When her charge was at length formed, the marriage, not only of the young lady, but likewise of her father, the widower, was resolved on. The widower then finding Mrs General both inconvenient and expensive, became of a sudden almost as much affected by her merits as the archdeacon had been, and circulated such praises of her surpassing worth, in all quarters where he thought an opportunity might arise of transferring the blessing to somebody else, that Mrs General was a name more honourable than ever.
The phoenix was to let, on this elevated perch, when Mr Dorrit, who had lately succeeded to his property, mentioned to his bankers that he wished to discover a lady, well-bred, accomplished, well connected, well accustomed to good society, who was qualified at once to complete the education of his daughters, and to be their matron or chaperon. Mr Dorrit's bankers, as bankers of the county- widower, instantly said, 'Mrs General.'
Pursuing the light so fortunately hit upon, and finding the concurrent testimony of the whole of Mrs General's acquaintance to be of the pathetic nature already recorded, Mr Dorrit took the trouble of going down to the county of the county-widower to see Mrs General, in whom he found a lady of a quality superior to his highest expectations.
'Might I be excused,' said Mr Dorrit, 'if I inquired--ha--what remune--'
'Why, indeed,' returned Mrs General, stopping the word, 'it is a subject on which I prefer to avoid entering. I have never entered on it with my friends here; and I cannot overcome the delicacy, Mr Dorrit, with which I have always regarded it. I am not, as I hope you are aware, a governess--'
'O dear no!' said Mr Dorrit. 'Pray, madam, do not imagine for a moment that I think so.' He really blushed to be suspected of it.
Mrs General gravely inclined her head. 'I cannot, therefore, put a price upon services which it is a pleasure to me to render if I can render them spontaneously, but which I could not render in mere return for any consideration. Neither do I know how, or where, to find a case parallel to my own. It is peculiar.'
No doubt. But how then (Mr Dorrit not unnaturally hinted) could the subject be approached. 'I cannot object,' said Mrs General--'though even that is disagreeable to me--to Mr Dorrit's inquiring, in confidence of my friends here, what amount they have been accustomed, at quarterly intervals, to pay to my credit at my bankers'.'
Mr Dorrit bowed his acknowledgements.
'Permit me to add,' said Mrs General, 'that beyond this, I can never resume the topic. Also that I can accept no second or inferior position. If the honour were proposed to me of becoming known to Mr Dorrit's family--I think two daughters were mentioned?--'
'I could only accept it on terms of perfect equality, as a companion, protector, Mentor, and friend.'
Mr Dorrit, in spite of his sense of his importance, felt as if it would be quite a kindness in her to accept it on any conditions. He almost said as much.

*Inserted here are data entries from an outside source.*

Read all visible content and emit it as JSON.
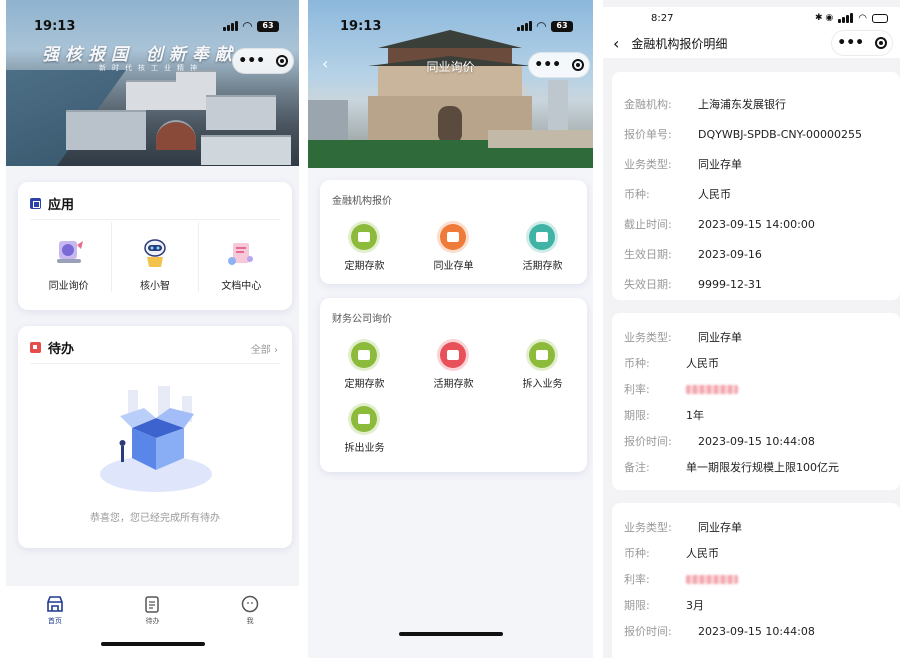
{
  "p1": {
    "time": "19:13",
    "battery": "63",
    "banner": {
      "slogan": "强核报国  创新奉献",
      "sub": "新时代核工业精神"
    },
    "apps_title": "应用",
    "apps": [
      {
        "label": "同业询价",
        "icon": "inquiry-illustration-icon"
      },
      {
        "label": "核小智",
        "icon": "robot-assistant-icon"
      },
      {
        "label": "文档中心",
        "icon": "document-center-icon"
      }
    ],
    "todo_title": "待办",
    "todo_more": "全部",
    "empty_text": "恭喜您，您已经完成所有待办",
    "tabs": [
      {
        "label": "首页",
        "icon": "home-store-icon",
        "active": true
      },
      {
        "label": "待办",
        "icon": "clipboard-icon",
        "active": false
      },
      {
        "label": "我",
        "icon": "face-icon",
        "active": false
      }
    ],
    "colors": {
      "accent": "#1f3a93",
      "todo": "#e74c4c"
    }
  },
  "p2": {
    "time": "19:13",
    "battery": "63",
    "title": "同业询价",
    "sections": [
      {
        "label": "金融机构报价",
        "items": [
          {
            "label": "定期存款",
            "color": "#8dbb3d",
            "icon": "fixed-deposit-icon"
          },
          {
            "label": "同业存单",
            "color": "#ee7b3a",
            "icon": "certificate-icon"
          },
          {
            "label": "活期存款",
            "color": "#3fb5a6",
            "icon": "demand-deposit-icon"
          }
        ]
      },
      {
        "label": "财务公司询价",
        "items": [
          {
            "label": "定期存款",
            "color": "#8dbb3d",
            "icon": "fixed-deposit-icon"
          },
          {
            "label": "活期存款",
            "color": "#e8505a",
            "icon": "card-icon"
          },
          {
            "label": "拆入业务",
            "color": "#8dbb3d",
            "icon": "wallet-icon"
          },
          {
            "label": "拆出业务",
            "color": "#8dbb3d",
            "icon": "wallet-out-icon"
          }
        ]
      }
    ]
  },
  "p3": {
    "time": "8:27",
    "title": "金融机构报价明细",
    "head": [
      {
        "k": "金融机构:",
        "v": "上海浦东发展银行"
      },
      {
        "k": "报价单号:",
        "v": "DQYWBJ-SPDB-CNY-00000255"
      },
      {
        "k": "业务类型:",
        "v": "同业存单"
      },
      {
        "k": "币种:",
        "v": "人民币"
      },
      {
        "k": "截止时间:",
        "v": "2023-09-15 14:00:00"
      },
      {
        "k": "生效日期:",
        "v": "2023-09-16"
      },
      {
        "k": "失效日期:",
        "v": "9999-12-31"
      }
    ],
    "quote1": [
      {
        "k": "业务类型:",
        "v": "同业存单"
      },
      {
        "k": "币种:",
        "v": "人民币"
      },
      {
        "k": "利率:",
        "v": ""
      },
      {
        "k": "期限:",
        "v": "1年"
      },
      {
        "k": "报价时间:",
        "v": "2023-09-15 10:44:08"
      },
      {
        "k": "备注:",
        "v": "单一期限发行规模上限100亿元"
      }
    ],
    "quote2": [
      {
        "k": "业务类型:",
        "v": "同业存单"
      },
      {
        "k": "币种:",
        "v": "人民币"
      },
      {
        "k": "利率:",
        "v": ""
      },
      {
        "k": "期限:",
        "v": "3月"
      },
      {
        "k": "报价时间:",
        "v": "2023-09-15 10:44:08"
      }
    ]
  }
}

'I think,' repeated Mrs General, 'two daughters were mentioned?'
'Two daughters,' said Mr Dorrit again.
'It would therefore,' said Mrs General, 'be necessary to add a third more to the payment (whatever its amount may prove to be), which my friends here have been accustomed to make to my bankers'.'
Mr Dorrit lost no time in referring the delicate question to the county-widower, and finding that he had been accustomed to pay three hundred pounds a-year to the credit of Mrs General, arrived, without any severe strain on his arithmetic, at the conclusion that he himself must pay four. Mrs General being an article of that lustrous surface which suggests that it is worth any money, he made a formal proposal to be allowed to have the honour and pleasure of regarding her as a member of his family. Mrs General conceded that high privilege, and here she was.

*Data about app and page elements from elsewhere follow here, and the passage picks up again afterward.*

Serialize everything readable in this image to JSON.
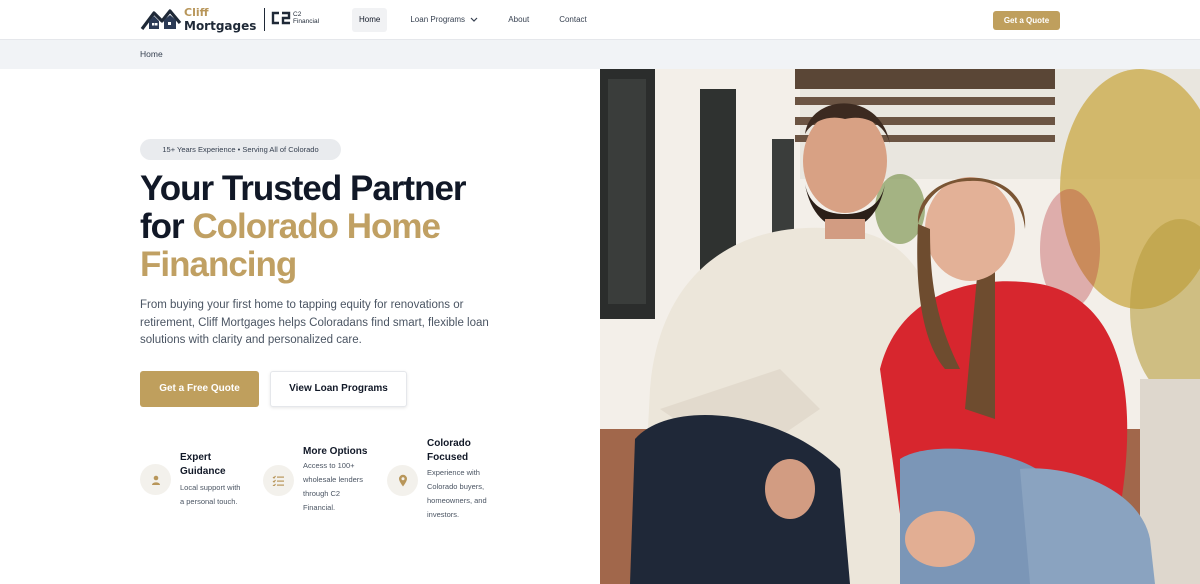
{
  "brand": {
    "name_line1": "Cliff",
    "name_line2": "Mortgages",
    "partner_line1": "C2",
    "partner_line2": "Financial"
  },
  "nav": {
    "items": [
      {
        "label": "Home",
        "active": true
      },
      {
        "label": "Loan Programs",
        "has_dropdown": true
      },
      {
        "label": "About"
      },
      {
        "label": "Contact"
      }
    ],
    "cta_label": "Get a Quote"
  },
  "breadcrumb": {
    "current": "Home"
  },
  "hero": {
    "badge": "15+ Years Experience • Serving All of Colorado",
    "headline_plain_1": "Your Trusted Partner",
    "headline_plain_2": "for",
    "headline_accent_1": "Colorado Home",
    "headline_accent_2": "Financing",
    "subtext": "From buying your first home to tapping equity for renovations or retirement, Cliff Mortgages helps Coloradans find smart, flexible loan solutions with clarity and personalized care.",
    "primary_button": "Get a Free Quote",
    "secondary_button": "View Loan Programs"
  },
  "features": [
    {
      "icon": "person-icon",
      "title_1": "Expert",
      "title_2": "Guidance",
      "desc_1": "Local support with",
      "desc_2": "a personal touch."
    },
    {
      "icon": "checklist-icon",
      "title_1": "More Options",
      "desc_1": "Access to 100+",
      "desc_2": "wholesale lenders",
      "desc_3": "through C2",
      "desc_4": "Financial."
    },
    {
      "icon": "location-pin-icon",
      "title_1": "Colorado",
      "title_2": "Focused",
      "desc_1": "Experience with",
      "desc_2": "Colorado buyers,",
      "desc_3": "homeowners, and",
      "desc_4": "investors."
    }
  ],
  "colors": {
    "accent": "#bf9f5d",
    "headline": "#111827",
    "accent_text": "#c0a063",
    "breadcrumb_bg": "#f1f3f6"
  }
}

In person, Mrs General, including her skirts which had much to do with it, was of a dignified and imposing appearance; ample, rustling, gravely voluminous; always upright behind the proprieties.